• [WORK ITEM] Filter the entries and keep only the lines where the string "kind" appears.

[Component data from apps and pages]
┏━━
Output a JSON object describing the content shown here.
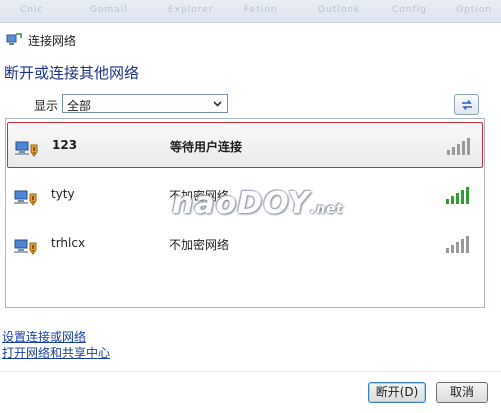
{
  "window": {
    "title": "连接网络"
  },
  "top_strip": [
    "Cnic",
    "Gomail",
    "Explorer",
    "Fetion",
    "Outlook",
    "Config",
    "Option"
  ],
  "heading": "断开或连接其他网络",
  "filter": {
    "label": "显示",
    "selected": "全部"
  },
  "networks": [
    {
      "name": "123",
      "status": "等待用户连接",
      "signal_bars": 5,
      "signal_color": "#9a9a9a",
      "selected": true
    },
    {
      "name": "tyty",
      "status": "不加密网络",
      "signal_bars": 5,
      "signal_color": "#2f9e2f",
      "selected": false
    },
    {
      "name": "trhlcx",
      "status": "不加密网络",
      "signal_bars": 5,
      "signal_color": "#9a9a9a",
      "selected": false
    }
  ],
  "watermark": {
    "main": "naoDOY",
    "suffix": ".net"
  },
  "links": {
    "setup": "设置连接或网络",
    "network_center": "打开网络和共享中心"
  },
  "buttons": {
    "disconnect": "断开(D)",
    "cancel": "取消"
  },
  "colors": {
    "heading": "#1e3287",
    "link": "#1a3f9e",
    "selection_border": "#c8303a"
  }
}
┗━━
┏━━
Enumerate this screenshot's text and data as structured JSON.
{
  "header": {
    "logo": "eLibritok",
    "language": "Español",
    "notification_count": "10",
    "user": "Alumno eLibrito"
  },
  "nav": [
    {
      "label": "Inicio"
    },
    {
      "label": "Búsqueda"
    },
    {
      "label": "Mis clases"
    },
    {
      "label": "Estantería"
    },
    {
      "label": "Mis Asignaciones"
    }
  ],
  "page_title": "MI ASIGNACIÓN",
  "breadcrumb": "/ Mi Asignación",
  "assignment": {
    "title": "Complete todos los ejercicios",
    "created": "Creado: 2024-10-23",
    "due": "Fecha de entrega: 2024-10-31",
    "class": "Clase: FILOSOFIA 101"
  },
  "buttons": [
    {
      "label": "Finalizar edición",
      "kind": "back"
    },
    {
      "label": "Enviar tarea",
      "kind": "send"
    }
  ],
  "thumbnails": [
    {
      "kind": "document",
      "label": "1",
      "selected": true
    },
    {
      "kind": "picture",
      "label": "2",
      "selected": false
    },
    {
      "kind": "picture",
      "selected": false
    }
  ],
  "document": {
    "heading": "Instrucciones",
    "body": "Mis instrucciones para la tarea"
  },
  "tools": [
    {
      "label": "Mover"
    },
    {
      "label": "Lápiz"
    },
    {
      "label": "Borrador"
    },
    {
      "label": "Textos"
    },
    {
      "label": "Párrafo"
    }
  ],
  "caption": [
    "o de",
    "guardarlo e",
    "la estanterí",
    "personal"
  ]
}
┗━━
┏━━
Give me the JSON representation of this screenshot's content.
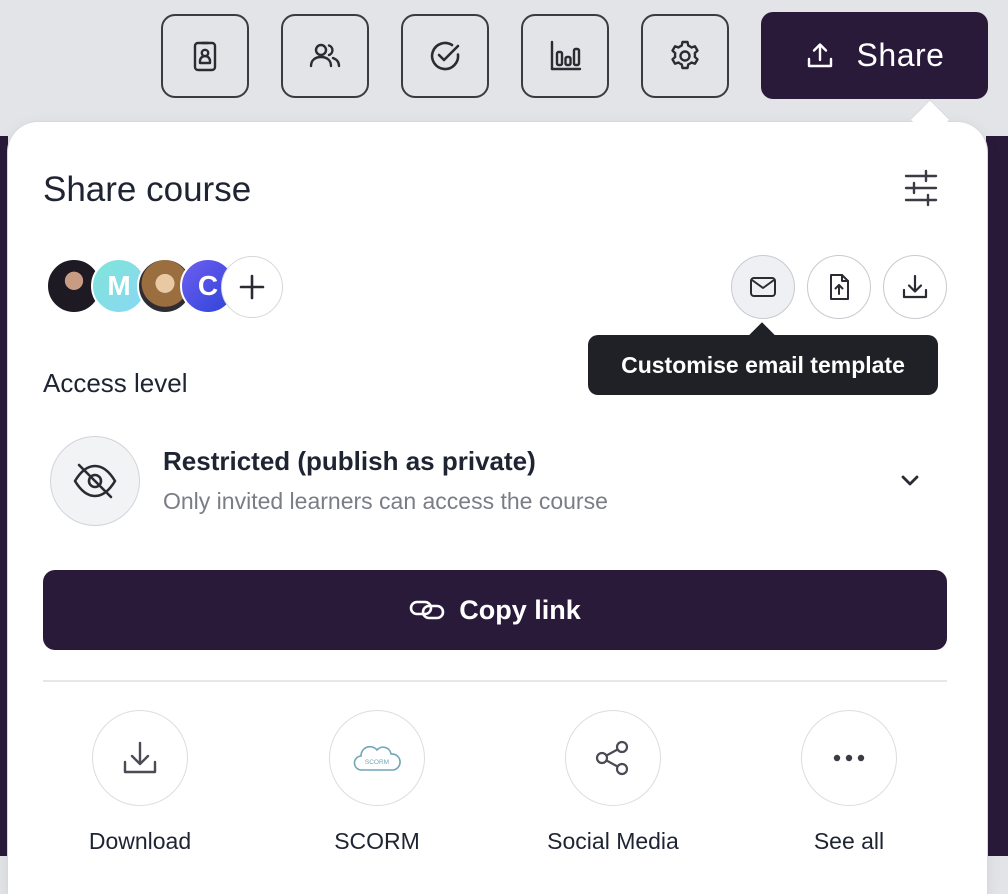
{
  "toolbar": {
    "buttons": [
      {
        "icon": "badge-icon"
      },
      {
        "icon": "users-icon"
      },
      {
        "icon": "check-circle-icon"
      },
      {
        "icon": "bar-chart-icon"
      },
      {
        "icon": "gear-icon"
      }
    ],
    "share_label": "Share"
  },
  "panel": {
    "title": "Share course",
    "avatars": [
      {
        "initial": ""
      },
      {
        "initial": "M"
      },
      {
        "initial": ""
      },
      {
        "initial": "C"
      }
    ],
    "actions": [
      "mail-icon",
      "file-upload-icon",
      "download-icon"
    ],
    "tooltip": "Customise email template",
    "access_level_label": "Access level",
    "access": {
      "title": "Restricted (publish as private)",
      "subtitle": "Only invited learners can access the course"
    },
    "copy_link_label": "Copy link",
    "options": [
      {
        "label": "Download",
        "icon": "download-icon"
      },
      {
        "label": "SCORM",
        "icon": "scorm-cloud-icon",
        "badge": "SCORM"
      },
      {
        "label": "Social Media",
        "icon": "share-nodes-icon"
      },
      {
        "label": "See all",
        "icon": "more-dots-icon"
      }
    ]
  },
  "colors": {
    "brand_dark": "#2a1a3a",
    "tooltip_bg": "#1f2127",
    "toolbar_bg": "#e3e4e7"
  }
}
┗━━
• [ANSWER BELOW]
      "kind": "back"
      "kind": "send"
      "kind": "document",
      "kind": "picture",
      "kind": "picture",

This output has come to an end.